Although there are many varieties of savory, the only ones you’re likely to locate in the US are summer (annual) and winter (perennial) savory. The summer variety is a little less pungent and is sometimes described as tasting similar to thyme or marjoram, but has historically been used much like we use mint or parsley.
Savory is not terribly popular today in America. However, this herb was used extensively by the Romans, primarily in vinegars and sauces. It was also very popular in Shakespeare’s day and was even mentioned in The Winter’s Tale. Virgil considered it to be one of the most fragrant herbs, and it was commonly planted around bee-hives to obtain a tasty honey.

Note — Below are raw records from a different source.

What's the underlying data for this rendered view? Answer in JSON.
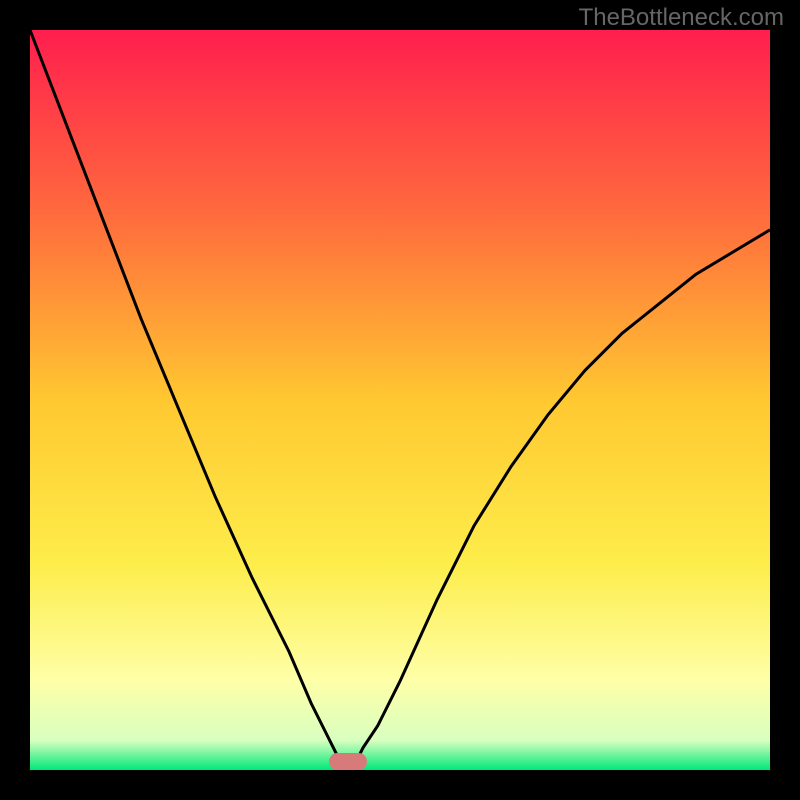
{
  "watermark": "TheBottleneck.com",
  "chart_data": {
    "type": "line",
    "title": "",
    "xlabel": "",
    "ylabel": "",
    "xlim": [
      0,
      100
    ],
    "ylim": [
      0,
      100
    ],
    "background": "gradient-red-yellow-green",
    "series": [
      {
        "name": "bottleneck-curve-left",
        "x": [
          0,
          5,
          10,
          15,
          20,
          25,
          30,
          35,
          38,
          40,
          41,
          42,
          43
        ],
        "values": [
          100,
          87,
          74,
          61,
          49,
          37,
          26,
          16,
          9,
          5,
          3,
          1,
          0
        ]
      },
      {
        "name": "bottleneck-curve-right",
        "x": [
          43,
          44,
          45,
          47,
          50,
          55,
          60,
          65,
          70,
          75,
          80,
          85,
          90,
          95,
          100
        ],
        "values": [
          0,
          1,
          3,
          6,
          12,
          23,
          33,
          41,
          48,
          54,
          59,
          63,
          67,
          70,
          73
        ]
      }
    ],
    "marker": {
      "x": 43,
      "y": 0,
      "color": "#d97a7a"
    },
    "gradient_stops": [
      {
        "offset": 0,
        "color": "#ff1e4e"
      },
      {
        "offset": 0.25,
        "color": "#ff6b3d"
      },
      {
        "offset": 0.5,
        "color": "#ffc831"
      },
      {
        "offset": 0.72,
        "color": "#fded4a"
      },
      {
        "offset": 0.88,
        "color": "#feffa8"
      },
      {
        "offset": 0.96,
        "color": "#d8ffc0"
      },
      {
        "offset": 1.0,
        "color": "#00e878"
      }
    ]
  }
}
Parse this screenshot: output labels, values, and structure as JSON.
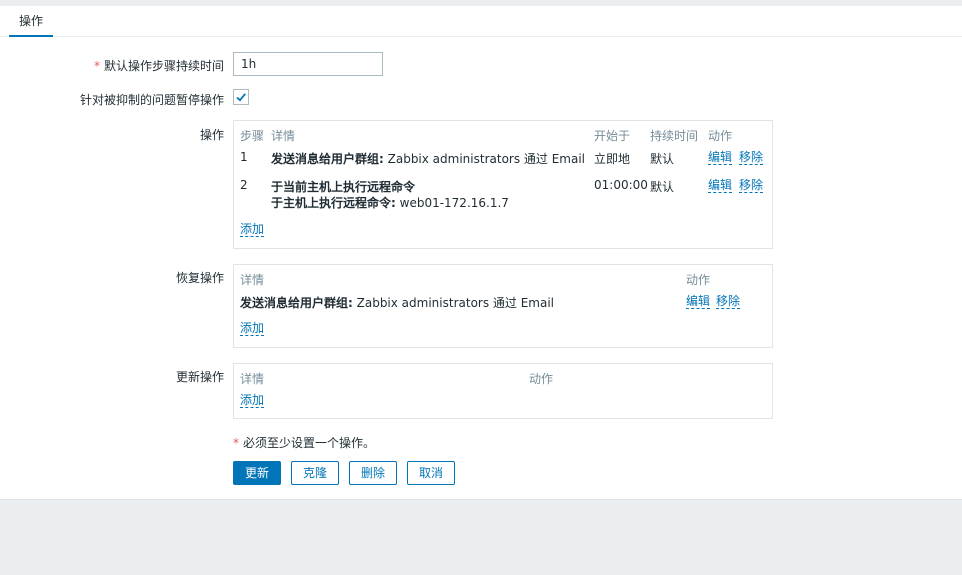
{
  "tabs": [
    {
      "label": "操作"
    }
  ],
  "form": {
    "duration_label": "默认操作步骤持续时间",
    "duration_value": "1h",
    "pause_label": "针对被抑制的问题暂停操作",
    "pause_checked": true
  },
  "operations": {
    "label": "操作",
    "headers": {
      "step": "步骤",
      "details": "详情",
      "start": "开始于",
      "duration": "持续时间",
      "action": "动作"
    },
    "rows": [
      {
        "step": "1",
        "detail_bold": "发送消息给用户群组:",
        "detail_text": " Zabbix administrators 通过 Email",
        "detail2_bold": "",
        "detail2_text": "",
        "start": "立即地",
        "duration": "默认",
        "edit": "编辑",
        "remove": "移除"
      },
      {
        "step": "2",
        "detail_bold": "于当前主机上执行远程命令",
        "detail_text": "",
        "detail2_bold": "于主机上执行远程命令:",
        "detail2_text": " web01-172.16.1.7",
        "start": "01:00:00",
        "duration": "默认",
        "edit": "编辑",
        "remove": "移除"
      }
    ],
    "add": "添加"
  },
  "recovery": {
    "label": "恢复操作",
    "headers": {
      "details": "详情",
      "action": "动作"
    },
    "rows": [
      {
        "detail_bold": "发送消息给用户群组:",
        "detail_text": " Zabbix administrators 通过 Email",
        "edit": "编辑",
        "remove": "移除"
      }
    ],
    "add": "添加"
  },
  "update": {
    "label": "更新操作",
    "headers": {
      "details": "详情",
      "action": "动作"
    },
    "add": "添加"
  },
  "note": "必须至少设置一个操作。",
  "buttons": {
    "update": "更新",
    "clone": "克隆",
    "delete": "删除",
    "cancel": "取消"
  },
  "colors": {
    "accent": "#0275b8",
    "required": "#e45959",
    "header_text": "#768d99",
    "background": "#ebeef0"
  }
}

Summer savory was one of the herbs English settlers brought with them to America to remind them of home, but for some reason it never gained that much popularity in the States. Still, you can sometimes find it at better nurseries and grocery stores. Savory is also easy to grow from seed, or so they say.
Summer savory is mentioned in one of my favorite herbal books, The Modern Herbal (©1931), by Mrs. M. Grieve: “Savory has aromatic and carminative properties, and though chiefly used as a culinary herb, it may be added to medicines for its aromatic and warming qualities. It was formerly deemed a sovereign remedy for the colic and a cure for flatulence, on this account, and was also considered a good expectorant.”
Culpepper tells us, “It expels tough phlegm from the chest and lungs.”
Both the old authorities and modern gardeners agree that a sprig of any of the savory varieties rubbed on wasp and bee stings gives instant relief. I wish I had know that the other day when a hornet stung me on the back! 🙁
So, plant some savory and give it a try in any of your recipes that call for thyme, marjoram, parsley, or mint, or check out my recipe that calls for savory, Green Beans and Potatoes with Savory.
Finally. keep some savory handy if you have a wasp nest you’re planning to remove, and to use during the cold and flu season!
Copyright © by Bobbi Mullins, originally published December 6, 2012